Being Popular is Killing Your Writing

How conformism silences your voice.

Pierre-Auguste Renoir, Public domain, via Wikimedia Commons — It’s hard to fit in and it’s difficult to stand out.

At our core, we desire acceptance from others, whether it is in the form of love for another person or group affirmation as a way to achieve status within society.

Humans also desire to be unique, special individuals. We want to feel that we have value and worth, so we will try to stand out from the crowd.

fitting in makes your writting boring
fitting in makes your writting boring
Gaston La Touche, Public domain, via Wikimedia Commons — See how bored she looks and notice the open book.

Conformism

Since humans want to be accepted, we will also try to conform.

To make ourselves more acceptable, we will change our appearance and behavior in order for others to see us as someone who fits within the group.

This conformity makes people seem boring to me.

When I observe people, they are doing the same things that most other humans do in their daily lives.

However, there is a small percent of humans that do not conform. These individuals are the ones who are more likely to be remembered by history.

Back When I Lost My Soul

When I started writing here on Medium, my instinct was to study viral stories and try to figure out what the winning patterns were, and then, I’d incorporate these patterns into my texts.
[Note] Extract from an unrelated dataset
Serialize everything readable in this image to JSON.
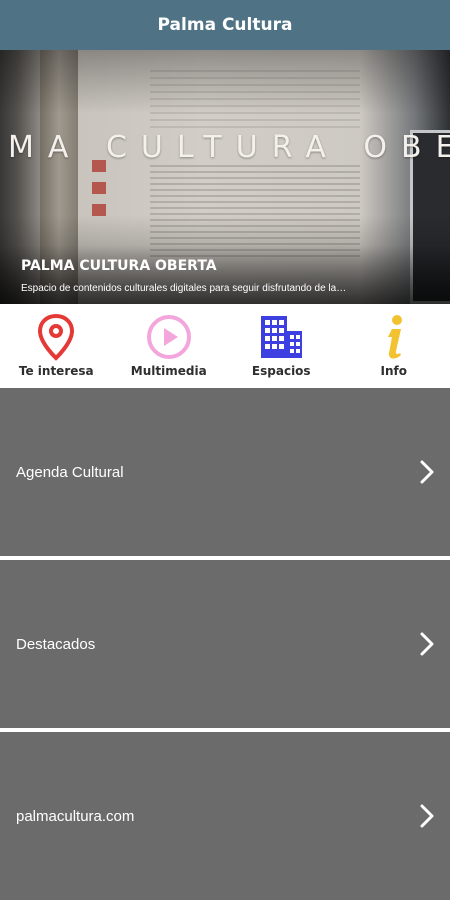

Elena Samokich-Soudkovskaïa, Public domain, via Wikimedia Commons

At first, it gave me the warm satisfaction of being a part of the group and the reader’s feedback felt great, but I realized that by trying to fit in I was killing my voice.

At a certain point, my head permanently echoed valueless texts generated out of a formula to success that had nothing to do with my personality.

I spend quite an amount of time articulating texts mentally. This is a precious time of my life that I spent meaninglessly putting together a puzzle of sentences that meant to rank well in SEO and to go viral: Bleh!

If you notice that you are changing the way you mentally articulate your ideas so that your texts fit in a certain model of success, I suggest that you rethink how you feel about losing the very quality that makes you unique.

There’s a way to fit in a group without losing grip of your literary voice.

Victoria and Albert Museum, Public domain, via Wikimedia Commons — Notice the free little bird!

Fitting In Without Losing Your Voice

Psychologist William James Said Here:

A man has as many social selves as there are individuals who recognize him and carry an image of him in their mind. We may practically say that he has as many different social selves as there are distinct groups of persons about whose opinion he cares.

As I mentioned before, it’s satisfying to learn the language of a group and express ourselves fluently in this code.

Therefore, don’t feel inadequate if you look back into what you wrote before and notice that you composed stories that look exactly like the other texts you see around on the net.

TyIzaeL, CC BY-SA 4.0, via Wikimedia Commons — This graph illustrates the way to mastery.

Before getting effortlessly good at something we must consciously suck at it.

Trying to change ourselves to fit in a group takes practice.

By focusing your conscious attention on the language itself, the rest of the content of your writing will most likely be deficient one way or another. It really takes a lot of — conscious — practice to structure your writing in a way that is not natural to you.

But with enough practice, this activity becomes second nature — unconscious competence in the graph— and then we can turn our conscious attention to what is important: our genuine heart.

Once I accepted that I already had what it took to fit in with the group, my texts came to life as I redirected my mental energy into expressing my heart openly.

Humans desire to be unique, special individuals. We want to feel that we have value and worth, so we will try to stand out from the crowd.

I’d like to add that if a part of my text reads in an unorthodox way, this could be what sets me apart from the crowd in the eyes of my reader. I don’t look for unconventional ways of expressing myself, but if it surfaces I embrace it.

Free Mind; Free Heart

how to write better
how to write better
Tony Robert-Fleury, Public domain, via Wikimedia Commons

Now I have been writing in English — my first language is Portuguese — every single day for 5 months. This is a valuable time of my life and I believe that I spent it well.

When you write every day, your ordinary life seems to unfold like an article; like a Medium story.

If I am unhappy with my style of writing, then I’ll live through mental hell.

This is exactly what happened when I tried to change my writing to generate viral texts. However, with time this changed.

I soon became accustomed to the subtleties of writing to a broad public and I managed to free my mind from this “noise” because I realized that the structure comes naturally when I sit down to write, so I don’t need to continuously work on it.

This managed to free my mind to be focused on my heart and on expressing myself truly.

I don’t look for the best way to stand out from the crowd, and also I’m not trying to fit in. I now put my energy into simultaneously discovering and revealing who I truly am.

Pieces of the integral man. Specialist in responsible use of psychedelics.

Get the Medium app

A button that says 'Download on the App Store', and if clicked it will lead you to the iOS App store
A button that says 'Get it on, Google Play', and if clicked it will lead you to the Google Play store